The Female World Record--Part 4 ("Middle Tactics")
(In the last installment, Cassandra’s parents were forced to face the fact that their perfect daughter had a learning disability.)
Cassandra Aragon was almost twelve years old before she was diagnosed as having a rare neurological disorder that misdirected certain visual signals from her eyes to her brain. Unfortunately, the most-troublesome signals for her involved checkerboard patterns like that of her beloved chess board.
As the neurologist explained to Cassandra’s parents, “A peculiar side-effect of the disorder is that she has developed a fascination with the checkered pattern. It almost hypnotizes her when she stares at it during a chess game. I believe in that state she feels a calmness not unlike Zen meditation. This is certainly rare in a young child. You might want to think twice before you discourage her from playing chess.”
Mr. and Mrs. Aragon understood the logic. So, because the problem had until then prevented their daughter from learning to play chess, they agreed to put her into chess therapy.
For nearly two years, the child underwent a therapeutic regimen based on the doctor’s hypothesis that the black-and-white pattern caused her two eyes to focus differently on the board, and then she unconsciously flip-flopped the direction in which she moved her pawns and pieces. It cost her parents a fortune. Eventually they were forced to ask Cassandra to choose between continued chess therapy and braces for her overbite. She chose chess therapy.
After that, chess became an addiction for Cassandra.
“At least it’s a healthy addiction,” her mother said, “at least I think it is.”
By the time Cassandra was ready for high school, she had not been completely cured, but she had at least developed sophisticated coping mechanisms. At last she learned to move all the pieces and pawns properly, so long as no one used en passant capture against one of her pawns. That sent her into one of those Zen-like trances. She needed to have a glass of water splashed in her face to bring her around.
In eighth-grade chess club, she was able occasionally to capture an opponent’s pieces (although the concept of exchanging pieces continued to elude her). She memorized the Fool’s Mate and the Scholar’s Mate so she could avoid them when she was forced to play White. (Her father had taught her when she was younger that the safest side she could play was Black, because she could mimic her opponent’s moves in the opening.)
But she still never won and only occasionally managed a stalemate by accident. These accidents generally occurred when her opponent was a boy who noticed that she was wearing a training bra and couldn’t take his eyes off her chest.
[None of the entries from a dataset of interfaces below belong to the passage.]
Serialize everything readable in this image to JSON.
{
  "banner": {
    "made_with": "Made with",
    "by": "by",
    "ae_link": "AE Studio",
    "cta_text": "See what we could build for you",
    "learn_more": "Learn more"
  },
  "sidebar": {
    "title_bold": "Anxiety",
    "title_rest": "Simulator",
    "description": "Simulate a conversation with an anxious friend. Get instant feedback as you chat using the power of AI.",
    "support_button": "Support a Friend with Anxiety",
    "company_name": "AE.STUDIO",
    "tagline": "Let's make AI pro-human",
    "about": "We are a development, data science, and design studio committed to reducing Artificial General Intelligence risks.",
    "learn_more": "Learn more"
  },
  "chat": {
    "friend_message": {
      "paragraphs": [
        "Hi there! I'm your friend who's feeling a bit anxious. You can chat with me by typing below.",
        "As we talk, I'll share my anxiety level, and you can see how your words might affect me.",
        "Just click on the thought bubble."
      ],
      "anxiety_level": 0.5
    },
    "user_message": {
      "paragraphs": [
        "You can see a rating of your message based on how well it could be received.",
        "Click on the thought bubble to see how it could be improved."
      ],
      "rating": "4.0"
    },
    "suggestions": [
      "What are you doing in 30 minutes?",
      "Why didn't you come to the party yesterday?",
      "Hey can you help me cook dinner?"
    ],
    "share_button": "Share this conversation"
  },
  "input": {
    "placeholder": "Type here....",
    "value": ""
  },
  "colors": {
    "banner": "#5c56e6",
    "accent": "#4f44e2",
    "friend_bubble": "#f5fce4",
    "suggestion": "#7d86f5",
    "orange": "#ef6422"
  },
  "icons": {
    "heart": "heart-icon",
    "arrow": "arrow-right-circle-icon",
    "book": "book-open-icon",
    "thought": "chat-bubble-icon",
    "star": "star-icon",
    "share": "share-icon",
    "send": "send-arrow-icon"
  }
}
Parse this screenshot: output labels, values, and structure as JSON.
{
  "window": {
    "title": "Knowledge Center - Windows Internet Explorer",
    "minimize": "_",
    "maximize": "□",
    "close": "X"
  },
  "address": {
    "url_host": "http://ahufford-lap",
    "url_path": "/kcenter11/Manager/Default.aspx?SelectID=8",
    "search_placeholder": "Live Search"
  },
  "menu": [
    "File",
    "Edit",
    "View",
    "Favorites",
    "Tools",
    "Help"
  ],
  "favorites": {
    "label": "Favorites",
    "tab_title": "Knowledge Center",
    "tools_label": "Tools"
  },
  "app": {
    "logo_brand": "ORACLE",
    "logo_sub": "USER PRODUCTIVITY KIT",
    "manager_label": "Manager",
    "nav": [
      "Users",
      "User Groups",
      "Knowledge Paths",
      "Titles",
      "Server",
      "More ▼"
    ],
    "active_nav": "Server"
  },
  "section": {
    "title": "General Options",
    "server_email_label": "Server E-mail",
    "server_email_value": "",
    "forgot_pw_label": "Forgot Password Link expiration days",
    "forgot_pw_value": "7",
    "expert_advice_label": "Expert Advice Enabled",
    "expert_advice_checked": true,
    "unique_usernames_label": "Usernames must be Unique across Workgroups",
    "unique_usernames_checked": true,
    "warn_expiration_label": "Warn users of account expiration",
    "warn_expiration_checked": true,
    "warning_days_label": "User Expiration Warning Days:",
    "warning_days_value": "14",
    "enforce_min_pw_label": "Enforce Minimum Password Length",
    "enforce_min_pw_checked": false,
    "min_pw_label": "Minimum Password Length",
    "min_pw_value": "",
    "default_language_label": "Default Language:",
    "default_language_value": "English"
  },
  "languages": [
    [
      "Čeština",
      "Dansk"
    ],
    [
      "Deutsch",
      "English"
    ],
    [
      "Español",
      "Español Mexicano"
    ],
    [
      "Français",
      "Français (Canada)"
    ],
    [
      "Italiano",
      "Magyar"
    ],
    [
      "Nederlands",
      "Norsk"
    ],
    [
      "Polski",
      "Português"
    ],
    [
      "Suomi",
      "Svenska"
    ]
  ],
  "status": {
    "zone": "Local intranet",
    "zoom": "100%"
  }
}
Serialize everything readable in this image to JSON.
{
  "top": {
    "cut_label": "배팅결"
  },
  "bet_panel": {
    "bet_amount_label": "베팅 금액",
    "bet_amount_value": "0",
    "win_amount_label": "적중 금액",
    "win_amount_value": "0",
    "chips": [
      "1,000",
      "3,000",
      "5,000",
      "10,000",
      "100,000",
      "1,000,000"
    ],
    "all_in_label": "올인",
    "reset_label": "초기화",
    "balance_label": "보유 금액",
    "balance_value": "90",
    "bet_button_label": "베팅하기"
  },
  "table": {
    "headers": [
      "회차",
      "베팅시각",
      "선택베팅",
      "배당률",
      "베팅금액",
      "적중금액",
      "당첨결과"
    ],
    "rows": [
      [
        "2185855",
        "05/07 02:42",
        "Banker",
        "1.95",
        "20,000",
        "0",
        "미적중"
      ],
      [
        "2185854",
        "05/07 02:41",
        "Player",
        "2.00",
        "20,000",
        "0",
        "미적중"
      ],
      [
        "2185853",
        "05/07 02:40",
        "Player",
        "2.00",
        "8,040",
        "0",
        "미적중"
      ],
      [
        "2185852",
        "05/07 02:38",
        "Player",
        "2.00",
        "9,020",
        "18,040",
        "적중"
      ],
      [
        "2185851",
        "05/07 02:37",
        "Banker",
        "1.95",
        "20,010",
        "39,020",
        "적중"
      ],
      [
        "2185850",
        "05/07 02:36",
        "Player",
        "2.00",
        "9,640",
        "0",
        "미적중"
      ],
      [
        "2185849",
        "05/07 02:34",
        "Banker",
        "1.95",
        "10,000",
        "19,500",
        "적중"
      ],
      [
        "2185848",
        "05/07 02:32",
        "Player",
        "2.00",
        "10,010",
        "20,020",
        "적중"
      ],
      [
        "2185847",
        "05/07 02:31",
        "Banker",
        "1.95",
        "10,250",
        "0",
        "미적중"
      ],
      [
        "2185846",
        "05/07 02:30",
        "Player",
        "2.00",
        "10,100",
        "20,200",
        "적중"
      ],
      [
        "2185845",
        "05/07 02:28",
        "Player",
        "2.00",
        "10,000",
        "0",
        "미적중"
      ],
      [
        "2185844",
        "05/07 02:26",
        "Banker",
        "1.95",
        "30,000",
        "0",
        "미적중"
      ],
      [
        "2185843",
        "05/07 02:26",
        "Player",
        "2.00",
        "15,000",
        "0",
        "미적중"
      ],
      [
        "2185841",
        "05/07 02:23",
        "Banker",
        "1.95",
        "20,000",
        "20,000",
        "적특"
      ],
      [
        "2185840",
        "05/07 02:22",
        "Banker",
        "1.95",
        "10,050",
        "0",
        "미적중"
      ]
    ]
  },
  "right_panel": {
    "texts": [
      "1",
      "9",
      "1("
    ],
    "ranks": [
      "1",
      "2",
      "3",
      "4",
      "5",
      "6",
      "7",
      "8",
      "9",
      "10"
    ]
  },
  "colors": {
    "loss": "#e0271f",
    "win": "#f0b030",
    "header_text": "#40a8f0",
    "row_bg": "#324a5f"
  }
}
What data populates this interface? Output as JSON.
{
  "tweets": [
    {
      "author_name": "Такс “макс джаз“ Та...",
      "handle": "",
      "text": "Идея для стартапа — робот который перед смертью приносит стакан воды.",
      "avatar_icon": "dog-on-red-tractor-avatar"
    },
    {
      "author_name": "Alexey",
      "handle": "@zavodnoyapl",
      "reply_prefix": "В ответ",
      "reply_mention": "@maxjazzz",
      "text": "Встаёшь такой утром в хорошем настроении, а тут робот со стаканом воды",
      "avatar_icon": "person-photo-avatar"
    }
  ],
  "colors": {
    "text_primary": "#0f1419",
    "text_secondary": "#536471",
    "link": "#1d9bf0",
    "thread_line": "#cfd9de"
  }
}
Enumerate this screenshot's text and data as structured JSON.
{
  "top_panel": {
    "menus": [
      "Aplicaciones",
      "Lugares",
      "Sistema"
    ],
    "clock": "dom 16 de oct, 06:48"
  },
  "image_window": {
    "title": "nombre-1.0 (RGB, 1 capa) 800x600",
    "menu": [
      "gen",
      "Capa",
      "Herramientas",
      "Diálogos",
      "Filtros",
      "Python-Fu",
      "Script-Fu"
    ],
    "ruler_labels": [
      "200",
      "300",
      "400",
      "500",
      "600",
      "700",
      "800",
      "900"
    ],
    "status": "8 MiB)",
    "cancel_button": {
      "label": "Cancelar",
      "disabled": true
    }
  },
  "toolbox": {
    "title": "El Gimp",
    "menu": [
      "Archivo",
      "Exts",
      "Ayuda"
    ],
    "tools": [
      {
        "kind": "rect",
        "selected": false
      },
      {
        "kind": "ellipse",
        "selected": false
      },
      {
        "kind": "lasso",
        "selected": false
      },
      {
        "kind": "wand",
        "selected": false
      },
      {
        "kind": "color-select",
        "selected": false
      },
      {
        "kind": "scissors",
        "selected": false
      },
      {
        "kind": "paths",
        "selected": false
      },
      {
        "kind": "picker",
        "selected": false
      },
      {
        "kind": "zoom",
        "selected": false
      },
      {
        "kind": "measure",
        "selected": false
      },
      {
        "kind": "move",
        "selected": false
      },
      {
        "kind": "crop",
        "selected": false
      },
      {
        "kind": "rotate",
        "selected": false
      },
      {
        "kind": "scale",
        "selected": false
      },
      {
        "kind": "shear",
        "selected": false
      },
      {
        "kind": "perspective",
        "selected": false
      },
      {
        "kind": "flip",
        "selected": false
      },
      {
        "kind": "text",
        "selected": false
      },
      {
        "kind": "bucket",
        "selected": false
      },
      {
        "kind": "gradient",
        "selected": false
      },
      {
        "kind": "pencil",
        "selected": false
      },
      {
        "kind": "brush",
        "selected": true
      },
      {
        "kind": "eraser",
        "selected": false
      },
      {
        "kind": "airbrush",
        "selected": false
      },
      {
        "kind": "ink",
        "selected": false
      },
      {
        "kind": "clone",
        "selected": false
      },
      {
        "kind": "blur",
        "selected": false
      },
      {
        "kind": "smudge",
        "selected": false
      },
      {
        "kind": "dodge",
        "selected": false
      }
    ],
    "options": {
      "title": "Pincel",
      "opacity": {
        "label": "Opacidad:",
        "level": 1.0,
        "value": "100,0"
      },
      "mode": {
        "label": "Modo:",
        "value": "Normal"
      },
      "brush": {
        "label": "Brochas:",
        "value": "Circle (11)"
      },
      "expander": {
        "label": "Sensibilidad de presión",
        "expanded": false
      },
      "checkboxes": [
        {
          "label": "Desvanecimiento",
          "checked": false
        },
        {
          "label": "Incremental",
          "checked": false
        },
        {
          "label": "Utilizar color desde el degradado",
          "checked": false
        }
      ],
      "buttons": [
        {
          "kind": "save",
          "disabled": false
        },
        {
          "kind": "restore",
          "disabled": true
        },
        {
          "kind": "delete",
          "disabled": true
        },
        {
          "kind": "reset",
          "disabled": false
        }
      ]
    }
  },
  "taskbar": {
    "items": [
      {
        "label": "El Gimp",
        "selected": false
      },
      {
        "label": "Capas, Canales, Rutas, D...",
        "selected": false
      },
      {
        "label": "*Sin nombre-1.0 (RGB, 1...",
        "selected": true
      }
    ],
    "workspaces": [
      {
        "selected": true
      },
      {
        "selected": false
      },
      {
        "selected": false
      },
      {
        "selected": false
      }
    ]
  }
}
When at thirteen Cassandra realized what was going on, at first she felt insulted, but she soon came to understand that she could use this against the boys. Since she knew she still needed a few years before her cleavage would become a weapon in her chess arsenal, she tried an experiment with fire-engine-red fingernail polish. Sure enough, the red nails acted like a shiny object to a monkey. Every time she picked up a piece, she stroked it suggestively with her tantalizing fingers. The boys were temporarily distracted and often failed to notice she had made an illegal move. The ploy did little to improve her game. But it did have one advantage: it prolonged her games against boys. Against girls, she still lost within ten moves.
But failure did not diminish Cassandra’s fascination with chess nor did it change her goal in life: she still predicted that one day she would be a chess world-record-holder. To that end, she entered her first official tournament in her freshman year in high school. Of course, by then she was grown-up enough to know she shouldn’t tell anyone she would be satisfied with the record for the most games lost in a row.
To be continued . . .